People in Virginia who have student loan debt are not alone. The total student loan debt in the United States is $1.59 trillion. Unfortunately, many people are struggling to pay off these loans, and they usually cannot discharge them in bankruptcy. However, there are other options.
Medical debt is often cited as a reason why people in Virginia and other states file for bankruptcy. While it might not be possible to predict when a health issue will arise, it may be possible to manage medical debt. Ideally, individuals will take time to read and understand their health insurance policies. In some cases, it will be necessary to obtain approval before seeing a specialist or having a procedure done.
Virginians who lost their homes through short sales or foreclosures were previously allowed to exclude up to $2 million in forgiven mortgage debt before 2018. However, the provision that allowed people to exclude forgiven mortgage debt ended in 2017. This means that people who have had mortgage debt forgiven may face thousands of dollars in taxes.
People in Virginia who are struggling to make payments on their debts might consider filing for bankruptcy. There are a number of factors they should consider before they file, including the total amount of debt, types of debt and income levels. For most individual filers, there are two types of bankruptcy that might work to discharge their debts: Chapter 7 and Chapter 13.
Virginia residents may be interested in knowing some of the reasons why bankruptcy filings are at a 10-year low. According to a report from a Supreme Court Justice, both consumer and corporate bankruptcy filing rates are the lowest they have been in a decade. But the reason is not necessarily that people are doing better financially.
Only 13% percent of people who are part of the millennial generation and have credit cards are debt free, according to a report. The report, released by CompareCards.com, also found that credit card debt is a greater drag on the finances of millennials in Virginia and around the country than student loans. Among Generation Xers, only 11% who have credit cards are debt free.
Medical treatment can leave people in Virginia struggling with massive quantities of medical debt. People across the country are facing costly medical bills that they cannot afford to pay, even when they have health insurance in place.
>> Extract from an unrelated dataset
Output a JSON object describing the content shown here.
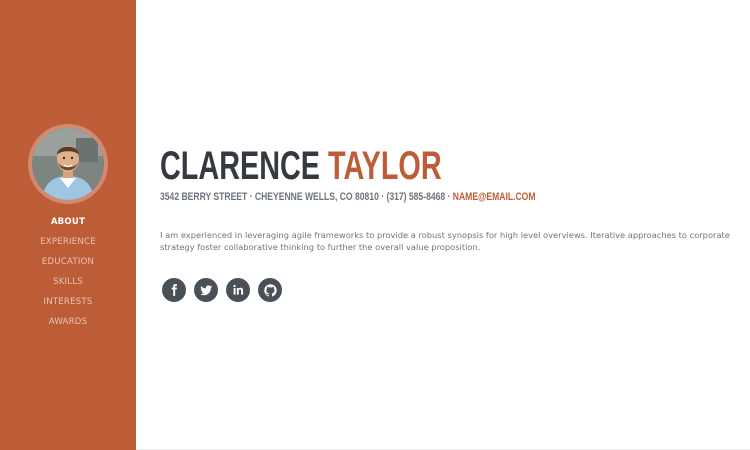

In fact, medical debt is the leading issue linked to personal bankruptcy filings across the country. Patients worried about medical bills can take some steps to minimize their exposure to health-related debt.
The purpose of Chapter 7 personal bankruptcy is to provide a fresh start for an individual who has fallen behind on obligations to creditors. Most Virginia residents are aware to some degree that certain categories of debt are not dischargeable in accordance with federal law. These include student loans, child support and alimony and government taxes. However, a question remains whether or not a judgment entered against the debtor can be discharged.
According to Federal Reserve Data, Virginia residents and others have combined to accumulate $1.05 trillion in revolving consumer debt as of the fourth quarter of 2018. Consumers have accrued $870 billion in credit card debt, which beats the previous record high set in 2008. At the end of 2018, there were about 100 million more credit card accounts than in 2010. Between the final quarter of 2017 and 2018, there were an additional 37 million accounts that were 90 days past due.
Statistics show that the U.S. spends more on health care per capita than any other country. However, not all of this is government spending. Many Virginia residents carry a heavy burden of medical bills. This has resulted in an ever increasing inability to pay for out-of-pocket costs associated with expensive medical necessities.